In addition, when management’s plans do not alleviate substantial doubt, they must explicitly disclose this fact in the financial statements by stating substantial doubt exists about the company’s ability to continue as a going concern.
An Auditor’s Consideration of a Going Concern
It’s not just management that must consistently evaluate going concern. Consideration of an entity’s ability to continue as a going concern also falls within an auditor’s jurisdiction under US GAAS (generally accepted auditing standards). Therefore, it’s important management keeps in mind that a going concern conclusion where substantial doubt exists will absolutely impact the audit report.
This will require an explanatory paragraph or emphasis of a matter paragraph in an auditor’s report. Note, however, that including these paragraphs in the audit report doesn’t change the auditor’s opinion – i.e., unqualified opinion – under the PCAOB or AICPA standards.
Also, regarding an auditor’s workflow and relative sanity, economic uncertainty goes hand-in-hand with the amount of time an auditor spends performing their own going concern procedures as well as reviewing management’s evaluation.
This is especially true when forecasting is a significant component of the conclusion. Therefore, companies should make sure they provide sufficient support and documentation to their auditors for key judgments made.
Going Concern and the Control Environment
Finally, these wouldn’t be official Embark musings unless we at least mentioned internal controls, right? As they pertain to going concern, we emphasize the fact that management still needs to consider internal controls and business processes around going concern evaluations.
This is especially important for forecasting that management uses in the assessment, where it’s critical a company designs and implements controls appropriately and uses complete and accurate data. Likewise, a company must also think about any related controls, including required review controls necessary to complete the assessment.
Ultimately, management just needs to look at going concern assessments as part of normal operations. And while no company wants to find substantial doubt lurking in the shadows, there is a silver lining to all of this – going concern assessments are the canary in the corporate coal mine, sounding the alarm when things start to go sideways and forcing management to plan for a recovery.

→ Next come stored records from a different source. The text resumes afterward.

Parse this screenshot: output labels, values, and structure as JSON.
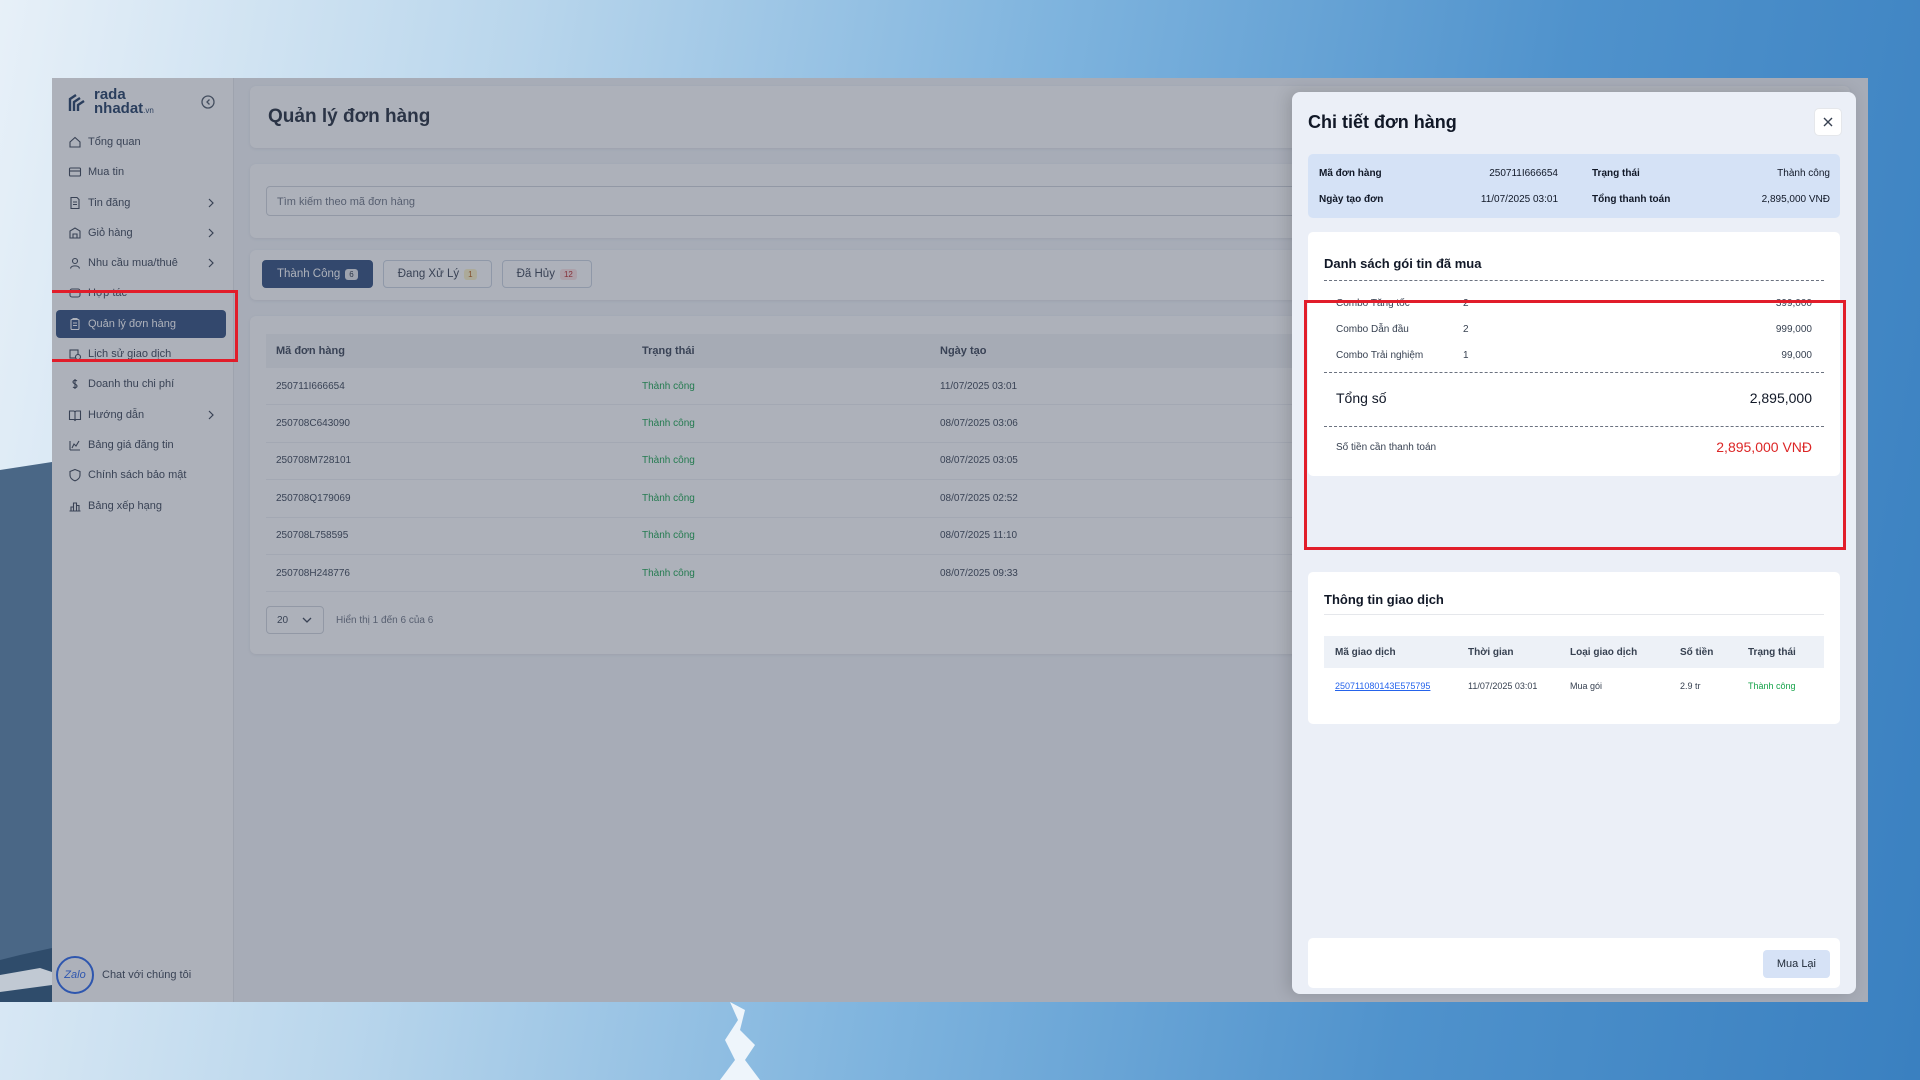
{
  "brand": {
    "logo_line1": "rada",
    "logo_line2": "nhadat",
    "logo_suffix": ".vn"
  },
  "sidebar": {
    "items": [
      {
        "label": "Tổng quan",
        "icon": "home-icon",
        "chevron": false
      },
      {
        "label": "Mua tin",
        "icon": "card-icon",
        "chevron": false
      },
      {
        "label": "Tin đăng",
        "icon": "document-icon",
        "chevron": true
      },
      {
        "label": "Giỏ hàng",
        "icon": "cart-icon",
        "chevron": true
      },
      {
        "label": "Nhu cầu mua/thuê",
        "icon": "user-icon",
        "chevron": true
      },
      {
        "label": "Hợp tác",
        "icon": "handshake-icon",
        "chevron": false
      },
      {
        "label": "Quản lý đơn hàng",
        "icon": "clipboard-icon",
        "chevron": false,
        "active": true
      },
      {
        "label": "Lịch sử giao dịch",
        "icon": "history-icon",
        "chevron": false
      },
      {
        "label": "Doanh thu chi phí",
        "icon": "dollar-icon",
        "chevron": false
      },
      {
        "label": "Hướng dẫn",
        "icon": "book-icon",
        "chevron": true
      },
      {
        "label": "Bảng giá đăng tin",
        "icon": "price-tag-icon",
        "chevron": false
      },
      {
        "label": "Chính sách bảo mật",
        "icon": "shield-icon",
        "chevron": false
      },
      {
        "label": "Bảng xếp hạng",
        "icon": "ranking-icon",
        "chevron": false
      }
    ],
    "chat_label": "Chat với chúng tôi",
    "zalo_label": "Zalo"
  },
  "main": {
    "title": "Quản lý đơn hàng",
    "search_placeholder": "Tìm kiếm theo mã đơn hàng",
    "tabs": [
      {
        "label": "Thành Công",
        "count": "6",
        "active": true
      },
      {
        "label": "Đang Xử Lý",
        "count": "1"
      },
      {
        "label": "Đã Hủy",
        "count": "12"
      }
    ],
    "table": {
      "headers": [
        "Mã đơn hàng",
        "Trạng thái",
        "Ngày tạo"
      ],
      "rows": [
        [
          "250711I666654",
          "Thành công",
          "11/07/2025 03:01"
        ],
        [
          "250708C643090",
          "Thành công",
          "08/07/2025 03:06"
        ],
        [
          "250708M728101",
          "Thành công",
          "08/07/2025 03:05"
        ],
        [
          "250708Q179069",
          "Thành công",
          "08/07/2025 02:52"
        ],
        [
          "250708L758595",
          "Thành công",
          "08/07/2025 11:10"
        ],
        [
          "250708H248776",
          "Thành công",
          "08/07/2025 09:33"
        ]
      ]
    },
    "pager": {
      "page_size": "20",
      "info": "Hiển thị 1 đến 6 của 6"
    }
  },
  "drawer": {
    "title": "Chi tiết đơn hàng",
    "summary": {
      "order_id_label": "Mã đơn hàng",
      "order_id": "250711I666654",
      "status_label": "Trạng thái",
      "status": "Thành công",
      "created_label": "Ngày tạo đơn",
      "created": "11/07/2025 03:01",
      "total_label": "Tổng thanh toán",
      "total": "2,895,000 VNĐ"
    },
    "packages": {
      "title": "Danh sách gói tin đã mua",
      "items": [
        {
          "name": "Combo Tăng tốc",
          "qty": "2",
          "price": "399,000"
        },
        {
          "name": "Combo Dẫn đầu",
          "qty": "2",
          "price": "999,000"
        },
        {
          "name": "Combo Trải nghiệm",
          "qty": "1",
          "price": "99,000"
        }
      ],
      "total_label": "Tổng số",
      "total_value": "2,895,000",
      "pay_label": "Số tiền cần thanh toán",
      "pay_value": "2,895,000 VNĐ"
    },
    "transactions": {
      "title": "Thông tin giao dịch",
      "headers": [
        "Mã giao dịch",
        "Thời gian",
        "Loại giao dịch",
        "Số tiền",
        "Trạng thái"
      ],
      "rows": [
        [
          "250711080143E575795",
          "11/07/2025 03:01",
          "Mua gói",
          "2.9 tr",
          "Thành công"
        ]
      ]
    },
    "buy_again_label": "Mua Lại"
  },
  "colors": {
    "accent": "#2d4a7a",
    "success": "#16a34a",
    "danger": "#dc2626",
    "highlight": "#e11d2a"
  }
}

No matter what, just remember Embark is always here to pick up those substantial doubt reins and guide a company in the right direction.